Five years ago, I was on the fast track to a crisis point. This is the story of me - a woman whose life was crumbling around her, piece by piece. And how, piece by piece, she reclaimed the good parts of her life and learned how to accept the bad.
Chapter 1 - Marriage
All human beings are complex. I don't believe that anyone can be accurately described as a "simple" person. My husband, however, pushes the boundaries of complex. When we first met, I had all of the dating and relationship experience of a 10 year old. He was the first man I had ever met that I could actually talk to...... and talk to....... and talk to. He made me laugh constantly, and he mad me feel desirable and good about myself. I was not an emotionally mature individual and he was someone who was already very comfortable in a paternal role at the age of 25. In the year 1990, we were a good fit. We were very happy...... and we were walking down the aisle.
As the years passed and our daughter arrived and grew, my employment remained stable, but he gravitated from one job to another. They were all smaller, family-owned companies and he was either a senior accountant or the controller. Every time he switched jobs, there was enthusiasm and hope that ended in disillusionment. In one case, he found out from a sympathetic co-worker that the owner had paid a consulting firm to find his replacement. The best part was that he had to pay the consultant's bill. He managed to head them off at the pass and quit before they could fire him.
As one job melted into the other, with each switch, his mood swings grew more frequent and more drastic. When he was down, I literally could do nothing right, say nothing right. I was not emotionally mature enough to handle him properly. My usual "modus operandi" was to become defensive and loud. I guess I thought that if I could out-shout him, I could get him to recognize and acknowledge his behavior. Wrong. I could literally call him on the phone at 4:00PM and talk to a happy and joking man, but by the time I arrived home at 5:30, he was angry and irritable.

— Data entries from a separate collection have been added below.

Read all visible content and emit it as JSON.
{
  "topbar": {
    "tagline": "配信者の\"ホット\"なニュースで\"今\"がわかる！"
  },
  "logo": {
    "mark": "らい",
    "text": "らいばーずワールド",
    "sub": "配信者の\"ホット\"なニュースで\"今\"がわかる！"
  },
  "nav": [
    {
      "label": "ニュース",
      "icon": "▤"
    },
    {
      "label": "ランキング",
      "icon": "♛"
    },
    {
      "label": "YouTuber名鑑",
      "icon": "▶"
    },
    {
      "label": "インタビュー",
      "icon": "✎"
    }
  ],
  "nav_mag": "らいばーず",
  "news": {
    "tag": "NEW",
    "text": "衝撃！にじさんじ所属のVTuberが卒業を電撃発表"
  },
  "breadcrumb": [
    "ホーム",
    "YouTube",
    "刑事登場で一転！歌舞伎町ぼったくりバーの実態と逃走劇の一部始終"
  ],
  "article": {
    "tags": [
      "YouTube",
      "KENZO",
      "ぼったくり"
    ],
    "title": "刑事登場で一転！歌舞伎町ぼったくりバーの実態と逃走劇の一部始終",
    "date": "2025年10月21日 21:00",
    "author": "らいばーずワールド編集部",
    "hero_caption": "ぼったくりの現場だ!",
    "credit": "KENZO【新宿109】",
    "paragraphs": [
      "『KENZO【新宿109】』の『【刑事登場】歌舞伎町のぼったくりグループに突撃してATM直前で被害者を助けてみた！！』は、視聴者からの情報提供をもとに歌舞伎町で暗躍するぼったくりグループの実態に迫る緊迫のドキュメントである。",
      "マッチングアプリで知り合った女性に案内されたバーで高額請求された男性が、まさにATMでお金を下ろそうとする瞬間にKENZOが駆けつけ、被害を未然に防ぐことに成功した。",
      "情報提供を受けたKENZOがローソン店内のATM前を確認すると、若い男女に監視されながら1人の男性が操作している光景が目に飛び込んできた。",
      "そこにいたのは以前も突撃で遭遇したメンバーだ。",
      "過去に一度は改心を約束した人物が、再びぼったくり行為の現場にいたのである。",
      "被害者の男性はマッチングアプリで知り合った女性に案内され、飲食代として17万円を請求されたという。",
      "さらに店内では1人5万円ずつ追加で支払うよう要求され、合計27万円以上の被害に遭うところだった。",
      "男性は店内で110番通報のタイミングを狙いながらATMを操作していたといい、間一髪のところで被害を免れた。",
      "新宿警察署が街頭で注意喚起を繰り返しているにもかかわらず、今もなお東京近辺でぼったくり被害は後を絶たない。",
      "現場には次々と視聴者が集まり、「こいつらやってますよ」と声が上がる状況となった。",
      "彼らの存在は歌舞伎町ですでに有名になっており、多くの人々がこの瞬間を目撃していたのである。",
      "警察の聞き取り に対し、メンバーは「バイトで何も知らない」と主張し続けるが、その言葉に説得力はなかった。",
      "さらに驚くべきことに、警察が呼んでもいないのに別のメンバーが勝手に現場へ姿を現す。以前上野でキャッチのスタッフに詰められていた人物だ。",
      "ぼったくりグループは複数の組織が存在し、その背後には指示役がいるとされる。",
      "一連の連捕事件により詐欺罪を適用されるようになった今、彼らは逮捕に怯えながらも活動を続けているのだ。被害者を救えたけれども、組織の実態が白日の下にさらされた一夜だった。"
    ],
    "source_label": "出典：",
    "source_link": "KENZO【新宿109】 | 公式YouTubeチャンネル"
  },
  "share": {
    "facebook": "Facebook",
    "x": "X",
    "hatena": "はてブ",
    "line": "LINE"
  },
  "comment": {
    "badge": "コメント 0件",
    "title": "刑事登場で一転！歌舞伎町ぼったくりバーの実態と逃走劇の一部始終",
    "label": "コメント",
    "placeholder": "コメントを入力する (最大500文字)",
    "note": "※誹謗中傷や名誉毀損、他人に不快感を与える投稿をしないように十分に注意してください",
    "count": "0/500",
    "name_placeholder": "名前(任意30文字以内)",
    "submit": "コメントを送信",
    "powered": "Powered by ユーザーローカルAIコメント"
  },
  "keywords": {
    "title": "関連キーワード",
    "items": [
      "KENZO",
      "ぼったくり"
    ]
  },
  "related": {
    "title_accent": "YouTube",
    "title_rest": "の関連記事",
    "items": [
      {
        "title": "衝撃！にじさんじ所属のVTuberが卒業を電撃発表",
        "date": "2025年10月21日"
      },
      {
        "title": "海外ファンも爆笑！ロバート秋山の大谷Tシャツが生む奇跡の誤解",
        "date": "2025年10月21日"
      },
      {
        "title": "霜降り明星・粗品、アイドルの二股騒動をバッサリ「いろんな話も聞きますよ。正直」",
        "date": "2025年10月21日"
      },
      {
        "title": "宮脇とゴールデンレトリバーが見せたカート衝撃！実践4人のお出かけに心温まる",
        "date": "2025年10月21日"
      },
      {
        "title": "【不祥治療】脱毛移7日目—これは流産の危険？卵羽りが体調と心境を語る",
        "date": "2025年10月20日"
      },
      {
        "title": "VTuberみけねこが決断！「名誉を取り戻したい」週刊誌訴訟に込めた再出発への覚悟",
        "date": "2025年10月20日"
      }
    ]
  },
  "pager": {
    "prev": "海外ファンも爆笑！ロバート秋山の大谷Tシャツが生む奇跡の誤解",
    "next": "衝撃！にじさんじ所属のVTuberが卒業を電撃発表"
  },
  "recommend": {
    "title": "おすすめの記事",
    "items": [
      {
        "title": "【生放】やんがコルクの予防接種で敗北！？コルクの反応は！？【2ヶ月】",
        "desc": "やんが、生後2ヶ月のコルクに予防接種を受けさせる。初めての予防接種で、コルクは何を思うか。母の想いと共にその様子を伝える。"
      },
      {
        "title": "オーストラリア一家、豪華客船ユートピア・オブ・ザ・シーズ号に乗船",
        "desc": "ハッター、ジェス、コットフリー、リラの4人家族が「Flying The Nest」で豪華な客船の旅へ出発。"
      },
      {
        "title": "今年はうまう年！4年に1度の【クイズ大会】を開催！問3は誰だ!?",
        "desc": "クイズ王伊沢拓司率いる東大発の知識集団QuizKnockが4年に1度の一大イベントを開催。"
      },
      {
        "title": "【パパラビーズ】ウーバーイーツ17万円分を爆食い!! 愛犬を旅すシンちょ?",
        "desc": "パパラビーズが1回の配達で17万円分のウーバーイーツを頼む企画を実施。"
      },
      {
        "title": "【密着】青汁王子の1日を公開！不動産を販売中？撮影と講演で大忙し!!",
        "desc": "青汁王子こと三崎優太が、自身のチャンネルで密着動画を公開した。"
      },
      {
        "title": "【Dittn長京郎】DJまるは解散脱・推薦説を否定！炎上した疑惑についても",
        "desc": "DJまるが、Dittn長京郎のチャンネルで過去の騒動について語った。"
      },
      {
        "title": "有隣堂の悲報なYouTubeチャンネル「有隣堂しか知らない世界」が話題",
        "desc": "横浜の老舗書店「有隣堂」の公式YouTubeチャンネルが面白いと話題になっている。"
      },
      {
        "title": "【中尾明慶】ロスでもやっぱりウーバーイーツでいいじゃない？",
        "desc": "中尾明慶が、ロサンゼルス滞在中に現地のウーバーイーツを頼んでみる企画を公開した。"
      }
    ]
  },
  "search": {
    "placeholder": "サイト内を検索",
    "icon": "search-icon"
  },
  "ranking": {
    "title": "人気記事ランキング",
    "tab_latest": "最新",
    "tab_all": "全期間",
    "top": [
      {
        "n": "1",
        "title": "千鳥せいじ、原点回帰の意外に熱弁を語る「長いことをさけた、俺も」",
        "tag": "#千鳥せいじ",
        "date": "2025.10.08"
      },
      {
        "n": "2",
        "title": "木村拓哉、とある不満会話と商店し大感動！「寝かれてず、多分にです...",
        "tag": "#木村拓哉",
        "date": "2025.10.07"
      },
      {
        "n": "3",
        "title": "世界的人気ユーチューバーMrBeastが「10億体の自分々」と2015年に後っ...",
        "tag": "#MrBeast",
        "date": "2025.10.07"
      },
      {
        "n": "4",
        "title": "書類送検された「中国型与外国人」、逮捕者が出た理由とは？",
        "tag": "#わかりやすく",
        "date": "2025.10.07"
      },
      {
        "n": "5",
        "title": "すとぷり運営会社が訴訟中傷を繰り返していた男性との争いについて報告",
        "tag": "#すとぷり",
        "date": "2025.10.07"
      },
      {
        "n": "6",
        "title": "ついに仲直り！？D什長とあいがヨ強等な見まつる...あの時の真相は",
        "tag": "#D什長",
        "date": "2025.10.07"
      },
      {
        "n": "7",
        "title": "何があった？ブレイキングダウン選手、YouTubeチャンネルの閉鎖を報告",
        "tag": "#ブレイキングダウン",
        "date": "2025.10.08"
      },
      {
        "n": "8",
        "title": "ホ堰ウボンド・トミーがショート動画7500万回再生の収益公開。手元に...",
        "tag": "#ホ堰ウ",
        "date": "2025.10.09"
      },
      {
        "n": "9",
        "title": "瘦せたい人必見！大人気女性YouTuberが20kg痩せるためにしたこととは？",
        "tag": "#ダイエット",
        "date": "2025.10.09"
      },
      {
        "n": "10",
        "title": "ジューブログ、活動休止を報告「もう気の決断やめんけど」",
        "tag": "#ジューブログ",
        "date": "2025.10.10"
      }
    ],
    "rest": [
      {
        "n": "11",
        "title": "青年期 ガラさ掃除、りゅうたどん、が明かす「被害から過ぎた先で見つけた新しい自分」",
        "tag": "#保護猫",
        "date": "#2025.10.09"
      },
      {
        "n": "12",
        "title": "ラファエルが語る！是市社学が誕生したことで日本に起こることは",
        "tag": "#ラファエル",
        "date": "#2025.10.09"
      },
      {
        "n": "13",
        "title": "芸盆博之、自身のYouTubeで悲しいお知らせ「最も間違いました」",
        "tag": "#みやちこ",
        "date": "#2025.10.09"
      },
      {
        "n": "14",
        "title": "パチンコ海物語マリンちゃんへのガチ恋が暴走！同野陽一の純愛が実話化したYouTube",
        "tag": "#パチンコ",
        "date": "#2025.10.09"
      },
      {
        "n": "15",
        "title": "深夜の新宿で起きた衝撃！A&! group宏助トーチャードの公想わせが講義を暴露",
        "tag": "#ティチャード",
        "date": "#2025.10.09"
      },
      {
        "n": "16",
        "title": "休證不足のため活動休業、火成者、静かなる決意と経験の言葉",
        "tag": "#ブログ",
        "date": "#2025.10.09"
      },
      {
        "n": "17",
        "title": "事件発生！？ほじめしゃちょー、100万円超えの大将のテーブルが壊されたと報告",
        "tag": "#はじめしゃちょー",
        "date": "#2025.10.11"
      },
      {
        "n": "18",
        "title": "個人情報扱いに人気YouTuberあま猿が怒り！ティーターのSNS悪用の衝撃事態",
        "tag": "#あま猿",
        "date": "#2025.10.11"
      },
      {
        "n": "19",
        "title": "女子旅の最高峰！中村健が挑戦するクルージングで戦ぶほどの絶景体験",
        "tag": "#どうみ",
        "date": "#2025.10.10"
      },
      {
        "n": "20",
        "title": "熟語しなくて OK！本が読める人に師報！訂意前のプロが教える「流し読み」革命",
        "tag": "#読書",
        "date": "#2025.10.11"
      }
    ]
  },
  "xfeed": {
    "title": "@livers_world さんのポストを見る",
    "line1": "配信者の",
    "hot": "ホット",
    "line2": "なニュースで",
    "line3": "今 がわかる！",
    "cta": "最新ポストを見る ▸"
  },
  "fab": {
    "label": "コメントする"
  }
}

He could never tell me what was "wrong" or what had happened in an hour and a half to cause the 180 turnaround. I think it was the language that bothered me the most. I simply did not know how to handle being told to "go to Hell" or go F*** myself, etc, etc.... by the person who was supposed to be in love with me. When trying to explain how much this hurt me didn't work, I would often resort to copious weeping. It didn't take him too long to become immune to my tears.
To be perfectly clear, my husband has never laid a finger on me. But, if there really is such a thing as verbal or emotional abuse, however..... this would seem to be it. What I finally realized was that he was a less severe version of his bipolar sister. How else could someone be so obnoxious and then the next day, be in complete denial even after I repeat his own words back to him? She was always so off the wall, and her moods were long-term. Each manic or depressive episode would last for months. His episodes lasted for hours - literally. For so many years, I didn't see this because I never thought about the genetic factor and I never knew that the episodes could be that brief.
The culminating episode involved a dress rehearsal and a cup of coffee. I texted him to let him know that I was going for coffee after the dress rehearsal. He texted back - "ok". After the dress rehearsal was over, we headed over to Tim Hortons. My phone was still on vibrate and was buried in my purse. Unbeknown to me, after I had been there for about an hour, the text messages and voice mails began to pile up on my phone. As I got into my car to come home, I pulled my phone out of my purse and saw 3 text messages and 2 voice mails, each one more angry than the last. As I was calling him, the phone rang - him.... I tried to talk to him and figure out what I had done, but he screamed at me through what sounded like gritted teeth and informed me that I was a "selfish bitch, a selfish fucking cunt...." and that I'd better get my ass home", and <click>. I sat in the car for five minutes trying to collect myself and decide what to do. It was the first time that I was actually afraid that he would hurt me physically. I had to go home, because I would never leave without my daughter. I remember walking into the house and telling him in a low voice that I had almost gone to my mother's house because he scared me that bad. He looked me straight in the eye and told me that he hadn't said anything offensive, that he was afraid something bad had happened to me, and that I should have texted him if I was going to be out that late. I had been at Tim Horton's for one hour. Days later he did not remember saying those horrible things to me and he flat out denied it. I guess I must have been lying, even though my daughter told me that she had been cowering in her bed and heard the whole thing.
So, the question of the hour became - where was the man I married? Where was the person who could make me laugh at the drop of a hat, who I could talk to for hours? I no longer wanted to be with him - physically, mentally, in any way. I would spend hours fantasizing about the day when Mandy was out of the house and I could tell him that I was done being screamed at and then I would walk out. I think I realized that I did not have the emotional tools or the maturity to fight for my marriage. I was in a holding pattern... but for how long? What would our future be?